Tall and spirited, Captain Anna Crossley, 31, a nurse at Londons UCL hospital is photographed in full military gear against a mountainous backdrop near Camp Bastion. Fluent in Pushto after an 18-month tutorial, Crossley — who will return to Afghanistan next year — says: “It’s like any other job; like driving a bus.” Lieutenant Jessica French speaks colloquial Pushto; she has spent six months going into villages in Helmand talking to women and earning their trust, and has decided to go back in 2014 to continue with her role Local Afghan communities, especially women, find it difficult to understand the concept of a female soldier who speaks their own language but is unmarried, so most female soldiers explain they have a ‘Helmand husband’.

Capt Susanna Wallis, a Royal Signals officer and trainer, is photographed at a parade at the Kabul Military Training Centre: she has pushed for female recruits to graduate alongside men.

In Helmand, “it’s a tough world” the women concede, with male and female soldiers living side by side and facing similar situations. Military commanders on the ground now concede that women are as capable when out on patrol or flushing out insurgents. Fear must be nonexistent, as Lt Jessica French writes: “Fear, You must trickle through me, let me sleep yet wake me in the time of need.”

Recommendations in a US Department of Defence report to Congress reviewing laws and policies restricting women in the military states that the “elimination of gender-restricted assignment” is critical, making it essential for women to be allowed to serve at the battalion level of direct combat units.
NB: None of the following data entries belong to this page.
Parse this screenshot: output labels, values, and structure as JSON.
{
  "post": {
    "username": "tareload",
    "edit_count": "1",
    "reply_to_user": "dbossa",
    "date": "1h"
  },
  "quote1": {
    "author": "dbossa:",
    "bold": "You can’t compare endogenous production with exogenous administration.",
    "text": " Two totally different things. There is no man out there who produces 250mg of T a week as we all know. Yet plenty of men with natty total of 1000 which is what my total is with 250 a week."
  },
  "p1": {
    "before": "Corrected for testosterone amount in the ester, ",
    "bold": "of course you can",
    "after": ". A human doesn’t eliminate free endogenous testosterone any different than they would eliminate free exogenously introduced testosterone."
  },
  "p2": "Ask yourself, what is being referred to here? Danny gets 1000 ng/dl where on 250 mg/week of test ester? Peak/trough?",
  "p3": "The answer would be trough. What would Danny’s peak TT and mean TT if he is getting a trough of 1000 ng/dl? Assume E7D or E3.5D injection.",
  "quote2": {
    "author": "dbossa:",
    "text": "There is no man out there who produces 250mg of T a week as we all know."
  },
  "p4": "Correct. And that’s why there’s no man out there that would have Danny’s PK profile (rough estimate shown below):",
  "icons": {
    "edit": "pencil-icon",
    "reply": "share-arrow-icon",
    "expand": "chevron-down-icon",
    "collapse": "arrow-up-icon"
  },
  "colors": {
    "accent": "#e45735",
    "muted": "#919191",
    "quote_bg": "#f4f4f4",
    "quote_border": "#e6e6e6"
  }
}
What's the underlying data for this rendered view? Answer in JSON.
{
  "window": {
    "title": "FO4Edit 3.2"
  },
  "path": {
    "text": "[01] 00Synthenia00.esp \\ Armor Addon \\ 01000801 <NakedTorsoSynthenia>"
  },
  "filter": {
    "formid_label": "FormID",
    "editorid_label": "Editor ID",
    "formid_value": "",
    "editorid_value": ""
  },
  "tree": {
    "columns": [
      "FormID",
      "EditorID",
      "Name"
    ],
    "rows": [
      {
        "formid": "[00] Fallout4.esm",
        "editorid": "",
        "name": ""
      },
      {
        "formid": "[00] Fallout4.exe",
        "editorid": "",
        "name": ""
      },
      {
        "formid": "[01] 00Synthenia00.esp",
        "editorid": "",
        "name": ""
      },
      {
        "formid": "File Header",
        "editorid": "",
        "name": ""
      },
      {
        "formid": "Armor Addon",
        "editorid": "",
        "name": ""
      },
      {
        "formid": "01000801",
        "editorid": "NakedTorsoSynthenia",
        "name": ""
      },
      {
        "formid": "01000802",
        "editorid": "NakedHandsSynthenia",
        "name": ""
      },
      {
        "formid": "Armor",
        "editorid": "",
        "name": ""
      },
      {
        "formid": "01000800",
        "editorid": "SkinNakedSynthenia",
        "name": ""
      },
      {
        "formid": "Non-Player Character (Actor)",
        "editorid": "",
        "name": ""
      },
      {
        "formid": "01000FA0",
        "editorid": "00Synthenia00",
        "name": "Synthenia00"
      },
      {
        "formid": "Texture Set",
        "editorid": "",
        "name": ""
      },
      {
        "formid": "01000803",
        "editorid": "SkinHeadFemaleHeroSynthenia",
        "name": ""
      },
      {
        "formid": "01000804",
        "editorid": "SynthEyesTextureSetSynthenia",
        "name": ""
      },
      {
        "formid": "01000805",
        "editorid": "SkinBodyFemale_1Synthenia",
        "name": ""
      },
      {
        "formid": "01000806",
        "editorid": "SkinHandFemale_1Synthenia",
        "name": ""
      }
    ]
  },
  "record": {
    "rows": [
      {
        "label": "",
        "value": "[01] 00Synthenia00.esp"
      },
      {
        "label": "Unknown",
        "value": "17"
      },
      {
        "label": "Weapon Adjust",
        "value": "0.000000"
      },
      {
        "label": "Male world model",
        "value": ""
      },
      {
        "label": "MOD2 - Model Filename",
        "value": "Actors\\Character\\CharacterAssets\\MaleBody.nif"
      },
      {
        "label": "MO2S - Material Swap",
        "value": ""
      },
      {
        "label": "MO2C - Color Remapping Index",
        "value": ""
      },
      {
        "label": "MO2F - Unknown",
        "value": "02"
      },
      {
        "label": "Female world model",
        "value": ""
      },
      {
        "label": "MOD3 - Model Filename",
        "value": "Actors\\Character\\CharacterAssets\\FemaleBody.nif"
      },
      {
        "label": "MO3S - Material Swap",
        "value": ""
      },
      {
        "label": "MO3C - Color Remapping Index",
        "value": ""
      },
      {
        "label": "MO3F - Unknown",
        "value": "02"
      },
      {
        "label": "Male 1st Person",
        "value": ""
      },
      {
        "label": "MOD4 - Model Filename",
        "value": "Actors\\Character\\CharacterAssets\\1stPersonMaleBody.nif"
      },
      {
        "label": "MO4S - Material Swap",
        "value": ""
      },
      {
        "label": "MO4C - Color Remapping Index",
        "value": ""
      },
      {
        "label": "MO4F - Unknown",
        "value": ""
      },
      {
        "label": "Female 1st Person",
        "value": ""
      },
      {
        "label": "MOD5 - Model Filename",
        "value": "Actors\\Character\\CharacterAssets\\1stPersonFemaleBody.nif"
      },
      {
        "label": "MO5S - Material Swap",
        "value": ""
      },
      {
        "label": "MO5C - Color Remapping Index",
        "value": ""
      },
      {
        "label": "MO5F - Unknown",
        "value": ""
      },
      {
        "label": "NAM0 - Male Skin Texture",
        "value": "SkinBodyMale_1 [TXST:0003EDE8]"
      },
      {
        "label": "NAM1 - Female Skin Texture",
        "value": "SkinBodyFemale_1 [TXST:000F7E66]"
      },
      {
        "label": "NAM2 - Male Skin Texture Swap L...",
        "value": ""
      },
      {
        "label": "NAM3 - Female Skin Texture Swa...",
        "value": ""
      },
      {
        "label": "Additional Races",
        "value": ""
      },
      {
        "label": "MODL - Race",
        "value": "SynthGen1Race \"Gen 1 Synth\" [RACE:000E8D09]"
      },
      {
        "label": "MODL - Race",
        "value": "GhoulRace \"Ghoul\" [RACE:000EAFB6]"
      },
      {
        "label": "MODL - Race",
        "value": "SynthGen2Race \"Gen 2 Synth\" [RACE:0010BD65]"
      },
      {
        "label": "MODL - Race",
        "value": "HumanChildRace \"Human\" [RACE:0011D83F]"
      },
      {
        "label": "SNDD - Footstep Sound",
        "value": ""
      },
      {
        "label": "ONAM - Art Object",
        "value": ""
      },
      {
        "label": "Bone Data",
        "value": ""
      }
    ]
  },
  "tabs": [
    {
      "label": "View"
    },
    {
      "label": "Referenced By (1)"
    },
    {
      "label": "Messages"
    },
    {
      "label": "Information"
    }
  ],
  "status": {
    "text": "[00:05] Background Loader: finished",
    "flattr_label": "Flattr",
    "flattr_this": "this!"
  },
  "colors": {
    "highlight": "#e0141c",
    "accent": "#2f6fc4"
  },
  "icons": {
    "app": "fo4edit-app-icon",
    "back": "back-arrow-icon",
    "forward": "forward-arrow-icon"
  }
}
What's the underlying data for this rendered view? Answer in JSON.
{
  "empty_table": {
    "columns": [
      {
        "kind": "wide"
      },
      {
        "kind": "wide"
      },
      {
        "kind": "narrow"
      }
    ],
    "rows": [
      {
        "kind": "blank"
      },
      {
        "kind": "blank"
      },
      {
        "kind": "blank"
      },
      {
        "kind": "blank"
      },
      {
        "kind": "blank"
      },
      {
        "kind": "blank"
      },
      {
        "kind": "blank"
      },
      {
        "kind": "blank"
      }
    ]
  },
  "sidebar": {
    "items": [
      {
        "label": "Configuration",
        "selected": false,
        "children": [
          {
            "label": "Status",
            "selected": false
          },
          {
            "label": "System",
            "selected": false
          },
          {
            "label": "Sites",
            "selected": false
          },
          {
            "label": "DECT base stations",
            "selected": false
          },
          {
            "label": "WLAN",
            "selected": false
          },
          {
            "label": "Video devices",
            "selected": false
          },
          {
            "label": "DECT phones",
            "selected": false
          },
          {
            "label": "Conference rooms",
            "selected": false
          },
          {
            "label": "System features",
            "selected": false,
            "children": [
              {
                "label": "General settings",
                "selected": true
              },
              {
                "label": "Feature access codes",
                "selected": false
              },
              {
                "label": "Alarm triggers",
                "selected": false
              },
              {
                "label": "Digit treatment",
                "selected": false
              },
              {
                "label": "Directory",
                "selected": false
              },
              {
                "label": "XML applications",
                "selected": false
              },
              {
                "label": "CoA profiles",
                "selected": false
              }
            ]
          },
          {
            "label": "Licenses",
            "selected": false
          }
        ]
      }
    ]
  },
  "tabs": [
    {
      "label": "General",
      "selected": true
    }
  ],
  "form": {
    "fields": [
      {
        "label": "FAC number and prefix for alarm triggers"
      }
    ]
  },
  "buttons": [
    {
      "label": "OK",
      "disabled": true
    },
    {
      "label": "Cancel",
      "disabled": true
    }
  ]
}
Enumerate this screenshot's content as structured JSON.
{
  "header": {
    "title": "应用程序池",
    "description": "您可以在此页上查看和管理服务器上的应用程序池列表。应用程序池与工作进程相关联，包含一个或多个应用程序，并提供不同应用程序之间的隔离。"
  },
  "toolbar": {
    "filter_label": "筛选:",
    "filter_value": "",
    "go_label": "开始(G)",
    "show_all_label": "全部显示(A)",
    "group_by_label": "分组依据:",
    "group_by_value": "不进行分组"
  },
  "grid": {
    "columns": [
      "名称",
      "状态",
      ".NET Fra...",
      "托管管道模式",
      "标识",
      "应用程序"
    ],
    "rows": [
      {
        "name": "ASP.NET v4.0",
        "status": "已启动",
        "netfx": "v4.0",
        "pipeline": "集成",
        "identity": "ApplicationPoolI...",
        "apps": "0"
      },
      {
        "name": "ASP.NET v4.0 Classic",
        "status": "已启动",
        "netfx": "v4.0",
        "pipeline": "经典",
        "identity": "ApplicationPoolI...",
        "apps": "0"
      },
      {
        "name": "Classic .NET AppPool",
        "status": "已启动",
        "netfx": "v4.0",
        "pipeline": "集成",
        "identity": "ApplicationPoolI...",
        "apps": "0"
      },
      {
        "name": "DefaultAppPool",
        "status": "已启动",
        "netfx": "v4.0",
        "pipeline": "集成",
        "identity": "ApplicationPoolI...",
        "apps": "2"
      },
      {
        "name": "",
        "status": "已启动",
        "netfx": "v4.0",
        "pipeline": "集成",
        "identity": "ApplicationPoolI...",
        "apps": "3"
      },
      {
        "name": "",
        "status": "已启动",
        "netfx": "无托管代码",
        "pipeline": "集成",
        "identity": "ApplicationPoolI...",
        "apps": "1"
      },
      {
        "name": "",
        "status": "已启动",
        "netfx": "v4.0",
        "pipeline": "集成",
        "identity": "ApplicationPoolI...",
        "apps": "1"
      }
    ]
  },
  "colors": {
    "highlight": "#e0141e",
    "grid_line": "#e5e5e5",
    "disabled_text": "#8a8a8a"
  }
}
Women soldiers have been shot at and killed in combat in Iraq and Afghanistan but because they — especially American women — aren’t officially meant to be exposed to the fighting, they are denied certain disability benefits.

Recent studies suggest that deployed women are more than twice as liable to suffer post-traumatic stress disorder as male colleagues. In the UK, the Ministry of Defence bans women from serving in units where they are “deliberately required to close with and kill the enemy face-to-face”.

But even as no one questions the toughness and competence of female soldiers — most deployments include foot-patrols through the streets of volatile towns and villages, serving as gunners on vehicles, disposing of explosives and driving trucks down bomb-riddled roads or even conducting raids in disregard of official policy — the militaries of the UK and US are not ready to adopt and change policies to include women across the full military spectrum.

Women are allowed to serve alongside men in Canada (which recruited women for its infantry), Israel, Italy, Australia and New Zealand, but it was only this year that American service-women were inducted into key military positions (in the Marine Corps) that were earlier reserved for men.

With more than 225,000 women deployed in Iraq and Afghanistan according to official estimates, women comprise 15 per cent of the US armed forces with many serving unofficially in combat roles. Almost 150 American service-women have lost their lives.

Baskerville talks of the women she befriended as being equal to male soldiers when deployed on the ground. But “women are also pacifiers and able to use the right language to engage others through sharing their personal experiences about what it’s like to be a woman in combat”.

The determined look, captured in a photograph, of the head of the department of women’s affairs in Gereshk in Helmand is telling: “It all starts with education. If we can teach these young girls that they have a right to be free then perhaps we can change things for the next generation of women for Afghanistan,” says Gullali Sheraz, who is the head of the Department of Womens Affairs in Gereshk in Helmand.

The writer is a senior assistant editor at the Herald.